App and web page records
□ □ □ □

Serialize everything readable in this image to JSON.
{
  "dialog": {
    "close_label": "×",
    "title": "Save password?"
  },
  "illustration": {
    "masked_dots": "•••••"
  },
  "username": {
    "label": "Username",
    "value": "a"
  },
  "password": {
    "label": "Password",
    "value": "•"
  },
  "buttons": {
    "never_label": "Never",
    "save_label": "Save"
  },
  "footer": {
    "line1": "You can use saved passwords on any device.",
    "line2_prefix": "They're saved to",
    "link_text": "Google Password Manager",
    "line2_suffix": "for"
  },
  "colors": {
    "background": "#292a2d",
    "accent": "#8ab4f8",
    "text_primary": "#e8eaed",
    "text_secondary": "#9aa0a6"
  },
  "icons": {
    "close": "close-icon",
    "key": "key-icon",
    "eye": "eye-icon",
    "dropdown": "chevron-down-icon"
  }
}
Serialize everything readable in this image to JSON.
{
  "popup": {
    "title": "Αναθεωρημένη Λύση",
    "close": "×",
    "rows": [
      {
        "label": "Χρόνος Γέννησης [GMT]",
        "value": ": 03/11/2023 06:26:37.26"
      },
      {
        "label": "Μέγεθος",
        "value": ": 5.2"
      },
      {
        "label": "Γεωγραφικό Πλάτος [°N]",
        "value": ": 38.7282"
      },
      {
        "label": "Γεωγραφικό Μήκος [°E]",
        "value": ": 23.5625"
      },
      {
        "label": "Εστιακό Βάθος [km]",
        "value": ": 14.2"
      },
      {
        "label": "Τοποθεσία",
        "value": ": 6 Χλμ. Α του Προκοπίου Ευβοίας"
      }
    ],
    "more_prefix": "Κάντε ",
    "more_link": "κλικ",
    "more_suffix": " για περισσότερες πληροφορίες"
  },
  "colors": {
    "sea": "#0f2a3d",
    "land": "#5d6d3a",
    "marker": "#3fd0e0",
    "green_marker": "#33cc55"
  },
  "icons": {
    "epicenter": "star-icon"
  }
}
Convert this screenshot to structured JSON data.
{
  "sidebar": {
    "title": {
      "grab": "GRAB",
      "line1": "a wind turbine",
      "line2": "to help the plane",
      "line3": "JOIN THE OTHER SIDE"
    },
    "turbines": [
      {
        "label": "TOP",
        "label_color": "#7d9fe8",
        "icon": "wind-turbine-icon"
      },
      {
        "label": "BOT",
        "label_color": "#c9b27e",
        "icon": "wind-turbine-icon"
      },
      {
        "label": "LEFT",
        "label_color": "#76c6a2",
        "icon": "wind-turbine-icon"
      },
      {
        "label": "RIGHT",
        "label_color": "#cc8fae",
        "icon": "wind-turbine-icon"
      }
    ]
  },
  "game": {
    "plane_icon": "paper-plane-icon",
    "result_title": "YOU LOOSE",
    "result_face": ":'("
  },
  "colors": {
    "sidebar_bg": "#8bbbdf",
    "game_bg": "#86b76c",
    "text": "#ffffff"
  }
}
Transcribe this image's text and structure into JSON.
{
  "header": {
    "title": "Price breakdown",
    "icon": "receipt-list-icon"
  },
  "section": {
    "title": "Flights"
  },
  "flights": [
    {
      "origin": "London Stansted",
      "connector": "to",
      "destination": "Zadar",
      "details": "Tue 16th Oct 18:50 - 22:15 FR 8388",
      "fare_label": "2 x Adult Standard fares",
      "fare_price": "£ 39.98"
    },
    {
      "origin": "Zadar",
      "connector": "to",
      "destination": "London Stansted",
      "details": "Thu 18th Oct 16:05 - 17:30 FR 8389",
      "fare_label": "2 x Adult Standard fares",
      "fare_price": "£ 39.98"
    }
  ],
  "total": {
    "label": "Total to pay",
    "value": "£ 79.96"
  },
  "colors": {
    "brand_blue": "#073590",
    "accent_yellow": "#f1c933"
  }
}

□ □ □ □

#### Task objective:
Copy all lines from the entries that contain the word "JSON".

#### Written response:
Serialize everything readable in this image to JSON.
Serialize everything readable in this image to JSON.
Convert this screenshot to structured JSON data.
Transcribe this image's text and structure into JSON.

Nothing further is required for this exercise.